Please count the lines below that contain the word "Windows", and reply with that number alone.

Data about app and page elements

┌────────

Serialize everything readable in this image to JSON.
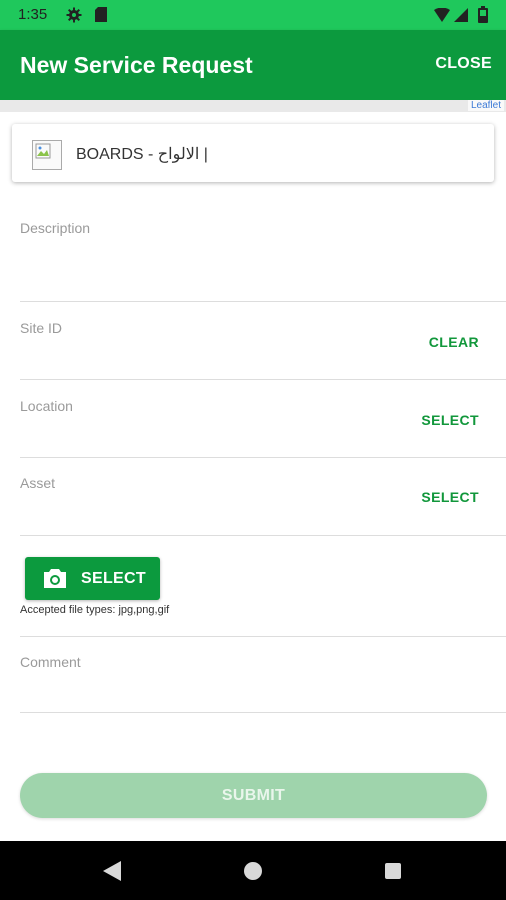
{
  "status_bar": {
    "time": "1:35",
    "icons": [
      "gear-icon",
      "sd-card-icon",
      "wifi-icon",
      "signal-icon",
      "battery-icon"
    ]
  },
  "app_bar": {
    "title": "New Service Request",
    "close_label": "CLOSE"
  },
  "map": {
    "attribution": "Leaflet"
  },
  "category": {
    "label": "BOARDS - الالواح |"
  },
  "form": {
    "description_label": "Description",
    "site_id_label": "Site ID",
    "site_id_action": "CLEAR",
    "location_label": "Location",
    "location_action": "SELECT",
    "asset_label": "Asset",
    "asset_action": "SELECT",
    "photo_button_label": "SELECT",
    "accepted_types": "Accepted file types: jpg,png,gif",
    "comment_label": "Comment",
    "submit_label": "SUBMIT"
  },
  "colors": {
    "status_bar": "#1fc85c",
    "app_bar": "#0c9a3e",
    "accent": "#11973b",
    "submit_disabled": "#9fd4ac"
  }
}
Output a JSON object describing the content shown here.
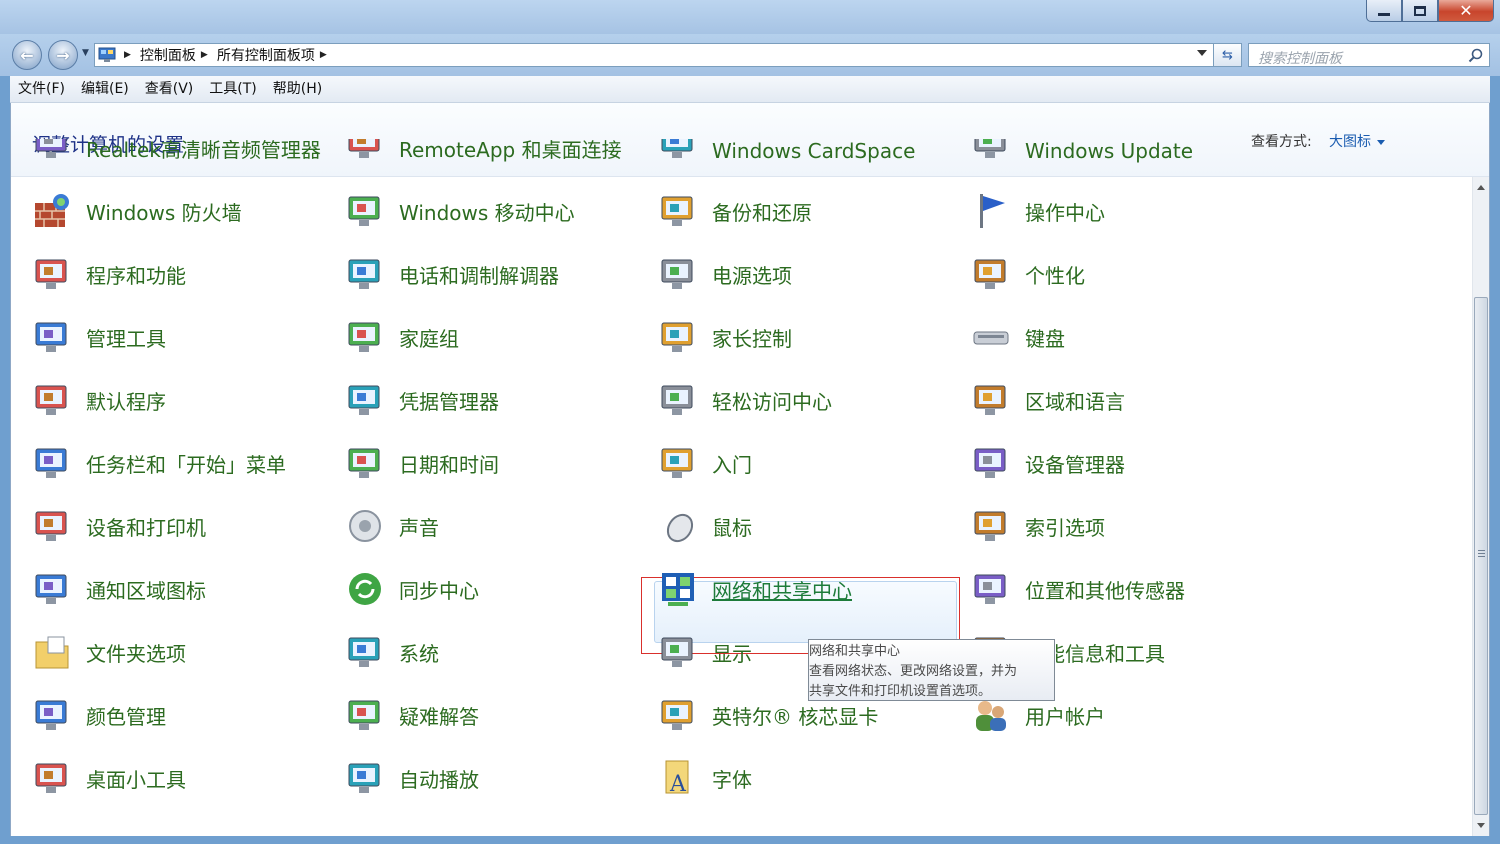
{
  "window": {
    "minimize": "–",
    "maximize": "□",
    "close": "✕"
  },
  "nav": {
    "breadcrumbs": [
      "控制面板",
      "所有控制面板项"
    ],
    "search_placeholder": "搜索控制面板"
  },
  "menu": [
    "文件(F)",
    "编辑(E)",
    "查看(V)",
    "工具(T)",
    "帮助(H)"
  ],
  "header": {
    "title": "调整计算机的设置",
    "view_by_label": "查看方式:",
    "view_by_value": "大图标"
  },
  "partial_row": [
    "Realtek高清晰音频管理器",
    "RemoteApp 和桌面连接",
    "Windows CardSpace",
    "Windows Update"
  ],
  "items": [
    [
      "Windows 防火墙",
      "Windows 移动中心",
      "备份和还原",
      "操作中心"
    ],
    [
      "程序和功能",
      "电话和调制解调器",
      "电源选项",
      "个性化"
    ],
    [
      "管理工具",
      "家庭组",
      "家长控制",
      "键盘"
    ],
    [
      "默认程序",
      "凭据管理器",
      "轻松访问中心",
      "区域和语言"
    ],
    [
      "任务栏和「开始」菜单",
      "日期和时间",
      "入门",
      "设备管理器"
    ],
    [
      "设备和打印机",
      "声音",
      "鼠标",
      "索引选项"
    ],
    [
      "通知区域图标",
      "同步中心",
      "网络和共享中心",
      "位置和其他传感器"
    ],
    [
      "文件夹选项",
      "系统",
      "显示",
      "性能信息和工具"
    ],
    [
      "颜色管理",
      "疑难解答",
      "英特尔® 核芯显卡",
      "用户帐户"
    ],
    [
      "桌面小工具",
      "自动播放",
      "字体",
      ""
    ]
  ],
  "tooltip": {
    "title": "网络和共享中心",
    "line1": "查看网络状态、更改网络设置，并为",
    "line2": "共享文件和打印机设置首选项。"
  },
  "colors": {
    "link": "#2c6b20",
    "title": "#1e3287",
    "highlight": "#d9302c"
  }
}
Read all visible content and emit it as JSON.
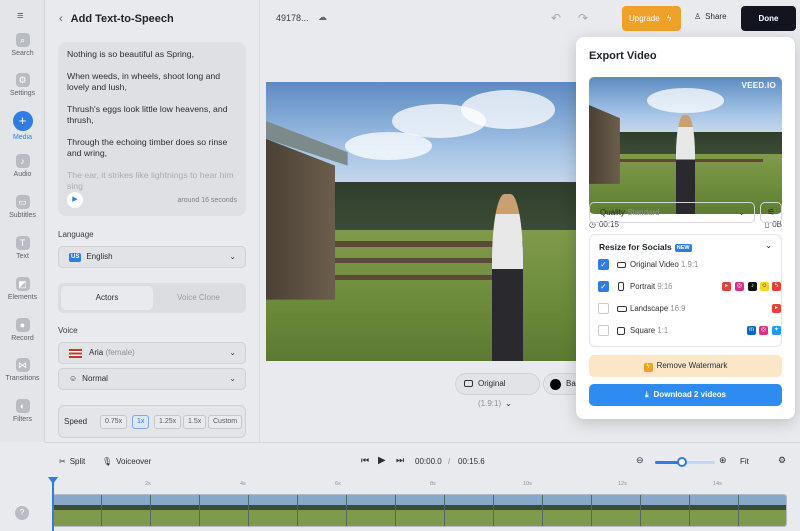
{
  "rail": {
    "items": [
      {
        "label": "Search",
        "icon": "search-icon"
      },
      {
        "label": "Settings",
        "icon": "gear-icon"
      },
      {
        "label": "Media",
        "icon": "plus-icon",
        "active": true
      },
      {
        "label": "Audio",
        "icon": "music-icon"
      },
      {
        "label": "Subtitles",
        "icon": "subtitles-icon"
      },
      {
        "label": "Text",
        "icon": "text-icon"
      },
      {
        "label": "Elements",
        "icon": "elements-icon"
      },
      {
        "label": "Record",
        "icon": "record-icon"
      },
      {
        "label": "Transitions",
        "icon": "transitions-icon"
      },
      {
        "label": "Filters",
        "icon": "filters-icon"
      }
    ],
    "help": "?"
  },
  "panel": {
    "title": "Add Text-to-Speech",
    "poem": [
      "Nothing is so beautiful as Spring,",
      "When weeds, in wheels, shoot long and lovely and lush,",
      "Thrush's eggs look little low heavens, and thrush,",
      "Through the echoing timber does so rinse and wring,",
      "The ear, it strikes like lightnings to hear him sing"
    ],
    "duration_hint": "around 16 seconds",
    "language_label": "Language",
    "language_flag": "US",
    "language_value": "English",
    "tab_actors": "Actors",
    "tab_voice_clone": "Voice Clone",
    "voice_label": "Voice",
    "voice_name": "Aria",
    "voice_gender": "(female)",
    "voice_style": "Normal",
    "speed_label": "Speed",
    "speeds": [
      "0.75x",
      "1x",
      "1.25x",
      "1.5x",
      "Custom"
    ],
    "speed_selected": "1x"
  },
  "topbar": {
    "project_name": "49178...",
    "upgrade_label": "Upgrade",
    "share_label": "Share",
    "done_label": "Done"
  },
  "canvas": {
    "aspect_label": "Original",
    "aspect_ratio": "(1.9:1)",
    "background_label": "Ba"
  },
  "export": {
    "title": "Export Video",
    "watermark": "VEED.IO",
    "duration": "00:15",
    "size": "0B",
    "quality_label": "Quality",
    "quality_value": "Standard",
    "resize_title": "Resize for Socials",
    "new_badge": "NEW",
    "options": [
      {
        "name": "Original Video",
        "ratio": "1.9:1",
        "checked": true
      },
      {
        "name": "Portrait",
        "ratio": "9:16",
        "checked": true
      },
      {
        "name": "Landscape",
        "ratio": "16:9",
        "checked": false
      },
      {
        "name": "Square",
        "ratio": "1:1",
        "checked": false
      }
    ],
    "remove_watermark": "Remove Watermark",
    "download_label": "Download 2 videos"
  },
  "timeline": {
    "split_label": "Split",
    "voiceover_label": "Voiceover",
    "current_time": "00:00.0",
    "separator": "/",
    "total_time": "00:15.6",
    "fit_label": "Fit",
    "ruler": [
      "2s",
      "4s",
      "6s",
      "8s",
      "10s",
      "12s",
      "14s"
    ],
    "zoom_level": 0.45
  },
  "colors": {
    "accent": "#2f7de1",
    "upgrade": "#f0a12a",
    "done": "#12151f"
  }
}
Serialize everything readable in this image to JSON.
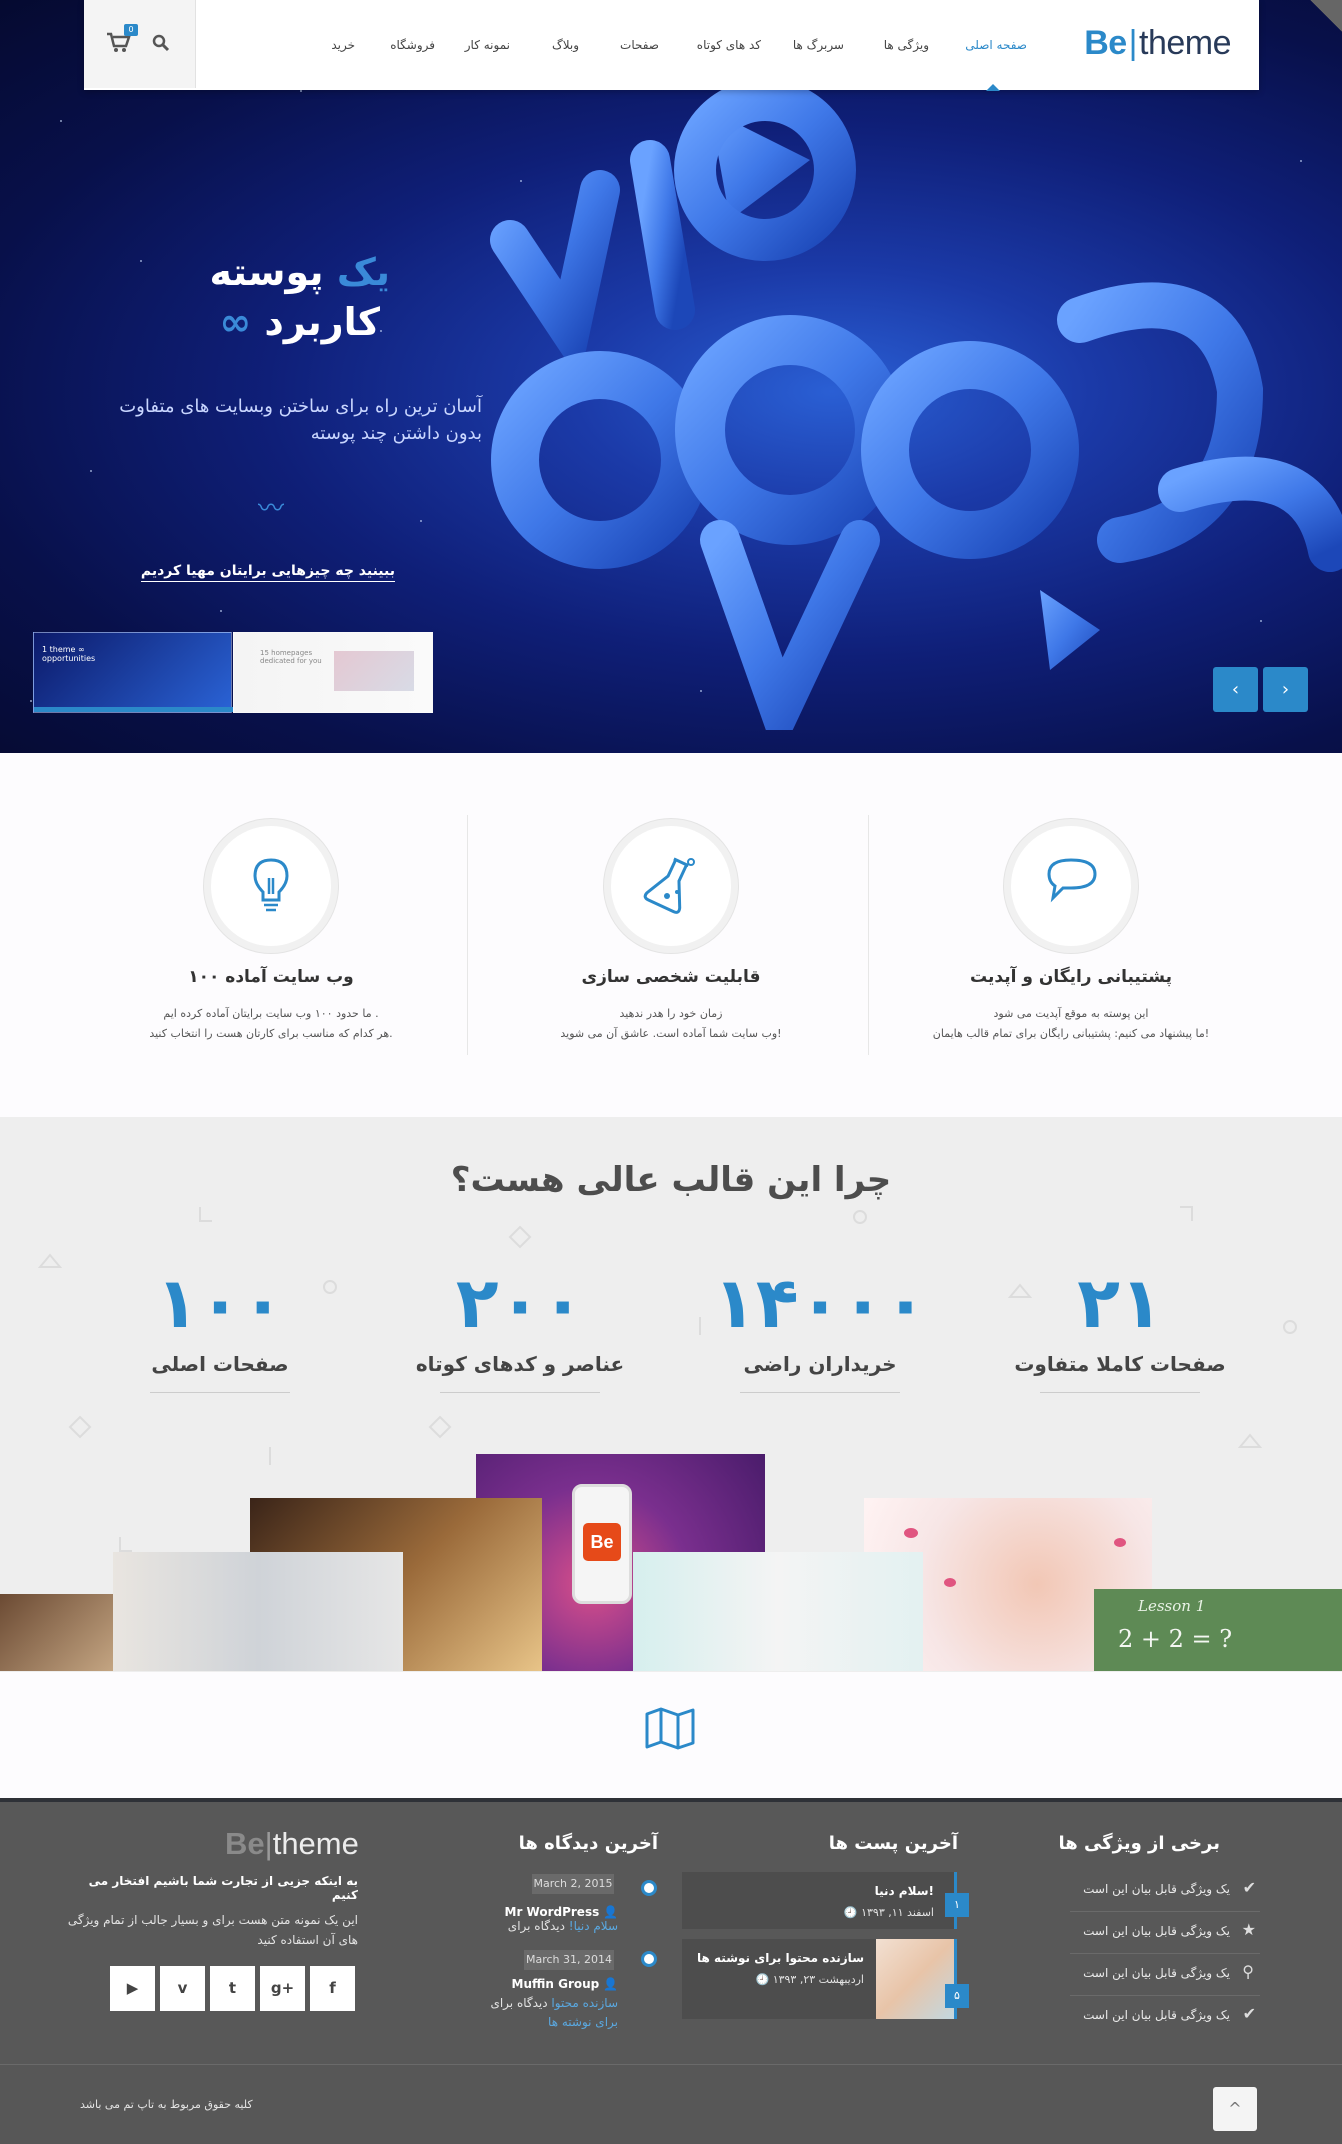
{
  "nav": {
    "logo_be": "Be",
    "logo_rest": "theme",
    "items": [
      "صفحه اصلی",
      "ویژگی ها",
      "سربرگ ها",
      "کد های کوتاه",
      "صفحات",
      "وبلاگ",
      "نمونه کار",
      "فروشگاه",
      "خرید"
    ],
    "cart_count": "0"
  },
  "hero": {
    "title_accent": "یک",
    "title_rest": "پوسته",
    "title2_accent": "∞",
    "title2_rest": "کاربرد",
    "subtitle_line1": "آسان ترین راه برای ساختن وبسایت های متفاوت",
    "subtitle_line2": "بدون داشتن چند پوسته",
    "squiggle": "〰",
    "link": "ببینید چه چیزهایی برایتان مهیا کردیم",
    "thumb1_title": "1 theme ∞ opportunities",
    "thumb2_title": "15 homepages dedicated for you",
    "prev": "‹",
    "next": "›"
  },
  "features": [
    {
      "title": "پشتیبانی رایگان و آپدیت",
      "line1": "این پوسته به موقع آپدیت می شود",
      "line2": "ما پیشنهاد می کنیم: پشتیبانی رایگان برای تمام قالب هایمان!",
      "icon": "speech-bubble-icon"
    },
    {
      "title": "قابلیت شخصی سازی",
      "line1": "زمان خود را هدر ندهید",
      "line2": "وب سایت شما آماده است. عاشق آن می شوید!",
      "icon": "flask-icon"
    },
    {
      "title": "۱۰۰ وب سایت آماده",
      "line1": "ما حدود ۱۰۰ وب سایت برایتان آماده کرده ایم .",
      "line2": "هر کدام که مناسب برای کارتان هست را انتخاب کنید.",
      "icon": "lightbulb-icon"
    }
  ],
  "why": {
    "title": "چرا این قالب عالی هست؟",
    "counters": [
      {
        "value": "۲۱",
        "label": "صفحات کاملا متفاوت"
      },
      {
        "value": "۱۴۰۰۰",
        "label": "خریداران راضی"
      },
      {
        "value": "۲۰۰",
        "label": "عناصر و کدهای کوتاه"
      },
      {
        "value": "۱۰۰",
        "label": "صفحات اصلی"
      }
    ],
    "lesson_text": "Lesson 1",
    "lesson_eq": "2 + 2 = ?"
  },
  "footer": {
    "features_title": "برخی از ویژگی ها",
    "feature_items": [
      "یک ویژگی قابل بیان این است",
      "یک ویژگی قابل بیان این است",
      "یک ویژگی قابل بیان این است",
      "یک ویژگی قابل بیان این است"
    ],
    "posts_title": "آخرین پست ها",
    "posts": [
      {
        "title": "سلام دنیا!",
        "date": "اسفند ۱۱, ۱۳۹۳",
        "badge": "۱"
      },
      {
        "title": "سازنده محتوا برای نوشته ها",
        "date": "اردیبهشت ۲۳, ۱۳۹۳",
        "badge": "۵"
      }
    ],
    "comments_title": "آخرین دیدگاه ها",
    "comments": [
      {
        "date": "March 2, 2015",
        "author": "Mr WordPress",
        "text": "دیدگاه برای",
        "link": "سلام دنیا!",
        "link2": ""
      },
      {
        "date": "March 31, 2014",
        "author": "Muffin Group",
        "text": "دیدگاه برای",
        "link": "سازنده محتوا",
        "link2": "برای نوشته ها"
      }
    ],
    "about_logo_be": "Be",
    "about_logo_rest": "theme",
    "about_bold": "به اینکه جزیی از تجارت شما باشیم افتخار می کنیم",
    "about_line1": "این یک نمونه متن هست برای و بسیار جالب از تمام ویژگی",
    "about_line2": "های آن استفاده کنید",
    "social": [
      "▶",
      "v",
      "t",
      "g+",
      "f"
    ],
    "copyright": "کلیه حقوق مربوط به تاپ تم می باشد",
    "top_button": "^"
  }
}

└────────

- **Output below**
4